Lower Left (Low Hits, Low Conversion) Potential customers have to find the product before they can purchase it. Products that fall into this quadrant are likely just not being found on the site. Most often this is a function of the search engine, and the search engine is simply using the data from the MDM system. Search engines tend to use part numbers, descriptions (short, long, marketing, etc.), keywords, features, etc. when trying to match results to a customer query. Try reworking those data elements to better align the products with the terms being used or adding keywords such as industry slang terms. The emphasis here should be to get the hits up first, then follow-up on conversions once you have additional experience with them from the increased hits.

Upper Left (High Hits, Low Conversion) These products are being found, with some frequency, but for some reason, the customer is not purchasing. There may be several factors in play. First, the descriptions may be misleading, i.e., it’s not what the customer thought it was. Look a bit deeper and examine the search terms that lead to the product if there is a disconnect between those terms and the product, fix-it, most likely in one or more of the descriptions. The other thing that could be going on is that there just may not be enough data for the customer to confirm this is the product they want. You may need more specifications, documentation, product FAQS, or digital assets, such as images or videos. Examine those products in the high conversion quadrants to understand what content is driving success there.

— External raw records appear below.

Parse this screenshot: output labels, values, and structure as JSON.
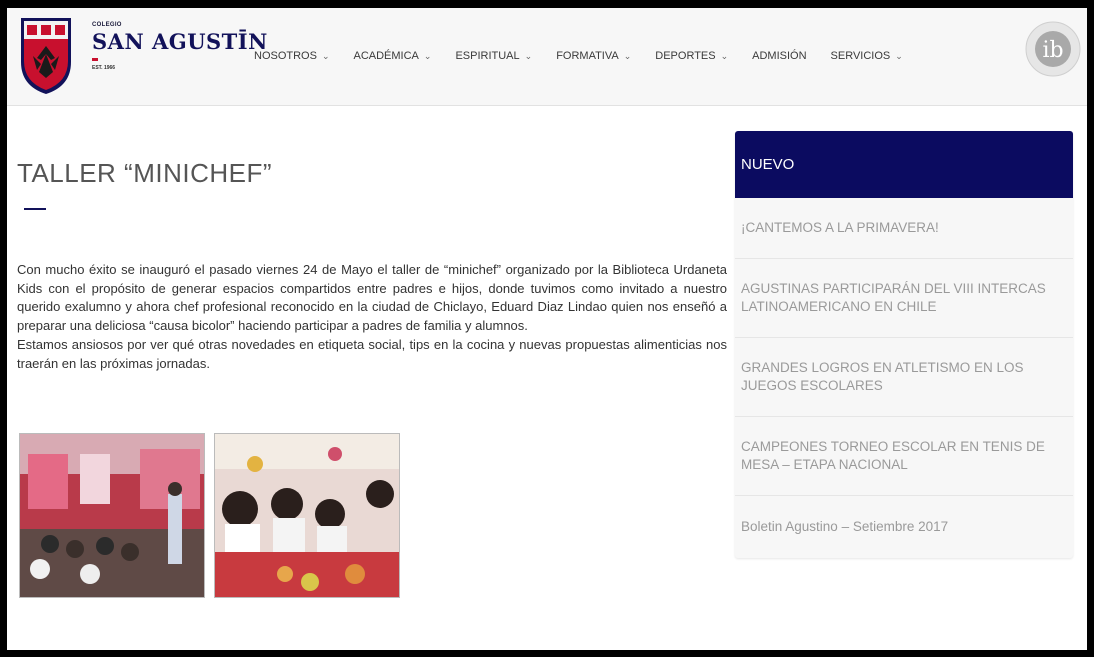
{
  "header": {
    "brand_small": "COLEGIO",
    "brand_name": "SAN AGUSTĪN",
    "brand_est": "EST. 1966",
    "nav": [
      {
        "label": "NOSOTROS",
        "dropdown": true
      },
      {
        "label": "ACADÉMICA",
        "dropdown": true
      },
      {
        "label": "ESPIRITUAL",
        "dropdown": true
      },
      {
        "label": "FORMATIVA",
        "dropdown": true
      },
      {
        "label": "DEPORTES",
        "dropdown": true
      },
      {
        "label": "ADMISIÓN",
        "dropdown": false
      },
      {
        "label": "SERVICIOS",
        "dropdown": true
      }
    ],
    "ib_logo_letters": "ib"
  },
  "article": {
    "title": "TALLER “MINICHEF”",
    "paragraph_1": "Con mucho éxito se inauguró el pasado viernes 24 de Mayo el taller de “minichef” organizado por la Biblioteca Urdaneta Kids con el propósito de generar espacios compartidos entre padres e hijos, donde tuvimos como invitado a nuestro querido exalumno y ahora chef profesional reconocido en la ciudad de Chiclayo, Eduard Diaz Lindao quien nos enseñó a preparar una deliciosa “causa bicolor” haciendo participar a padres de familia y alumnos.",
    "paragraph_2": "Estamos ansiosos por ver qué otras novedades en etiqueta social, tips en la cocina y nuevas propuestas alimenticias nos traerán en las próximas jornadas."
  },
  "sidebar": {
    "heading": "NUEVO",
    "items": [
      "¡CANTEMOS A LA PRIMAVERA!",
      "AGUSTINAS PARTICIPARÁN DEL VIII INTERCAS LATINOAMERICANO EN CHILE",
      "GRANDES LOGROS EN ATLETISMO EN LOS JUEGOS ESCOLARES",
      "CAMPEONES TORNEO ESCOLAR EN TENIS DE MESA – ETAPA NACIONAL",
      "Boletin Agustino – Setiembre 2017"
    ]
  },
  "colors": {
    "brand_navy": "#0b0b60",
    "brand_red": "#c8102e"
  }
}
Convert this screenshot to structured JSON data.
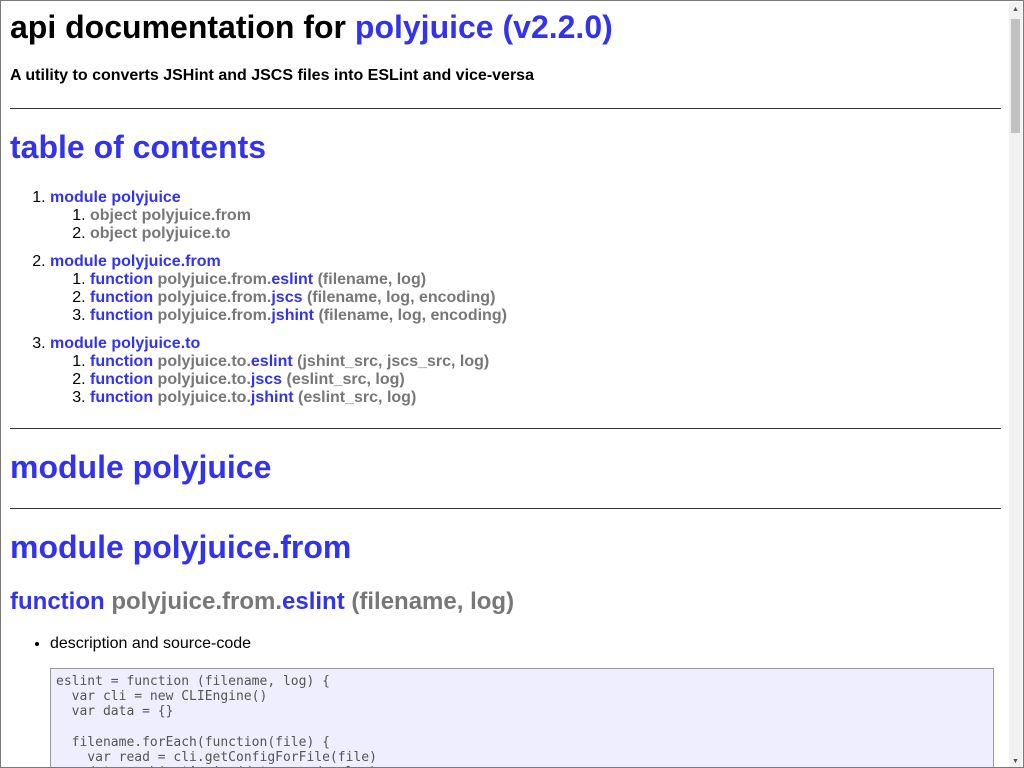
{
  "header": {
    "title_prefix": "api documentation for",
    "title_link": "polyjuice (v2.2.0)",
    "subtitle": "A utility to converts JSHint and JSCS files into ESLint and vice-versa"
  },
  "toc": {
    "heading": "table of contents",
    "modules": [
      {
        "label": "module polyjuice",
        "items": [
          {
            "kind": "object",
            "name": "polyjuice.from",
            "member": "",
            "args": ""
          },
          {
            "kind": "object",
            "name": "polyjuice.to",
            "member": "",
            "args": ""
          }
        ]
      },
      {
        "label": "module polyjuice.from",
        "items": [
          {
            "kind": "function",
            "name": "polyjuice.from.",
            "member": "eslint",
            "args": "(filename, log)"
          },
          {
            "kind": "function",
            "name": "polyjuice.from.",
            "member": "jscs",
            "args": "(filename, log, encoding)"
          },
          {
            "kind": "function",
            "name": "polyjuice.from.",
            "member": "jshint",
            "args": "(filename, log, encoding)"
          }
        ]
      },
      {
        "label": "module polyjuice.to",
        "items": [
          {
            "kind": "function",
            "name": "polyjuice.to.",
            "member": "eslint",
            "args": "(jshint_src, jscs_src, log)"
          },
          {
            "kind": "function",
            "name": "polyjuice.to.",
            "member": "jscs",
            "args": "(eslint_src, log)"
          },
          {
            "kind": "function",
            "name": "polyjuice.to.",
            "member": "jshint",
            "args": "(eslint_src, log)"
          }
        ]
      }
    ]
  },
  "sections": {
    "module_polyjuice": "module polyjuice",
    "module_from": "module polyjuice.from"
  },
  "function_heading": {
    "kind": "function",
    "name": "polyjuice.from.",
    "member": "eslint",
    "args": "(filename, log)"
  },
  "description_label": "description and source-code",
  "code": "eslint = function (filename, log) {\n  var cli = new CLIEngine()\n  var data = {}\n\n  filename.forEach(function(file) {\n    var read = cli.getConfigForFile(file)\n    data = objectAssign(data, read.rules)"
}
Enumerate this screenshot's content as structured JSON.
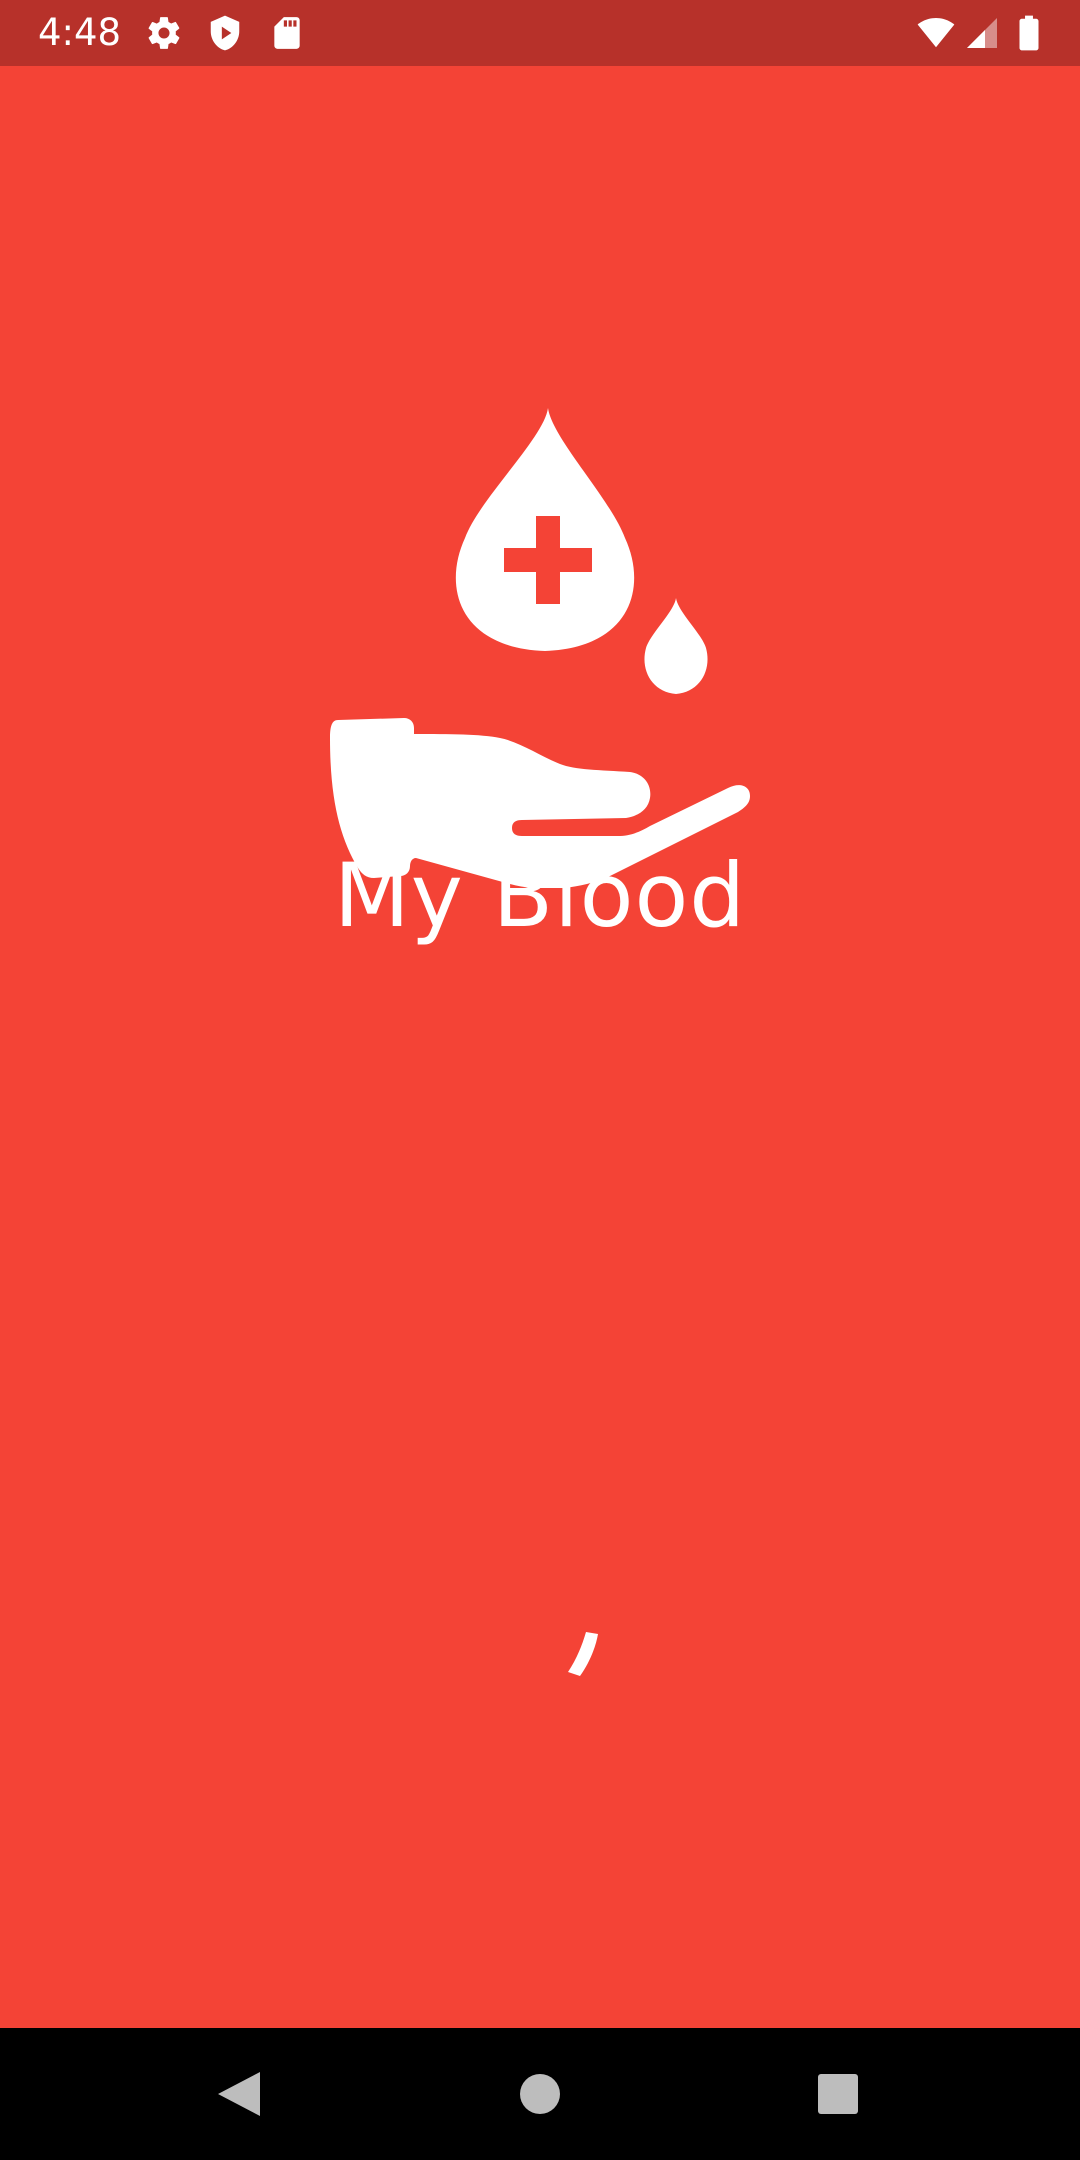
{
  "status_bar": {
    "time": "4:48",
    "left_icons": [
      "gear-icon",
      "shield-play-icon",
      "sd-card-icon"
    ],
    "right_icons": [
      "wifi-icon",
      "cell-signal-icon",
      "battery-icon"
    ],
    "background": "#B7312A"
  },
  "splash": {
    "title": "My Blood",
    "logo_icon": "blood-donation-hand-icon",
    "background": "#F44336",
    "foreground": "#FFFFFF"
  },
  "loading": {
    "indicator_icon": "spinner-icon"
  },
  "nav_bar": {
    "back_icon": "back-triangle-icon",
    "home_icon": "home-circle-icon",
    "recents_icon": "recents-square-icon",
    "background": "#000000"
  }
}
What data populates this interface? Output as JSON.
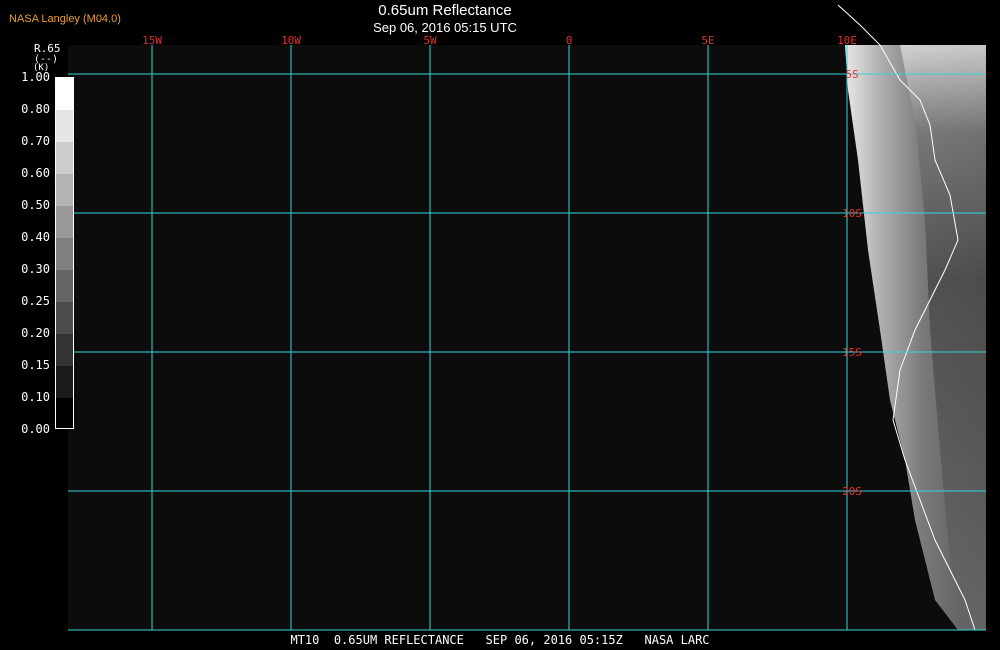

Lower Right (Low Hits, High Conversion) Here we see that if we can get customers to the products, we have the content, or data, that sells, we’re just not getting many people there. Similar to the first quadrant we looked at, this is likely an issue with descriptions, keywords, features, etc., i.e., data being used by the search engine. Again, we want to focus on driving the hit rate up by aligning the data to customer search tendencies. We can look at what they search for when they find the product for clues into necessary changes.

Upper Right (High Hits, High Conversion) Nirvana, the sweet spot, we have the right data to support the entire customer purchase journey, and the results are increasing revenues. Many will treat these products as good to go and focus attention in the other quadrants. But there is low-hanging fruit here, and data to be fine-tuned in the MDM system, that should not be ignored. These products are highly desired and are getting high visibility, and they are ideal candidates for aggressive associations, such as up-sells, cross-sells, accessories, etc. Spend time in the MDM system building those relationships to see even greater revenue opportunity.

Summary

What we are doing here is “listening to the data,” we’re letting end-user behavior and experience with the data inform our MDM program. This is a relatively simple product data to digital channel example, however, whether it is Product, Customer, Employee, or other business data object, view you MDM program as a journey, and let the data usage tell you how effective the program is, and what areas need your attention.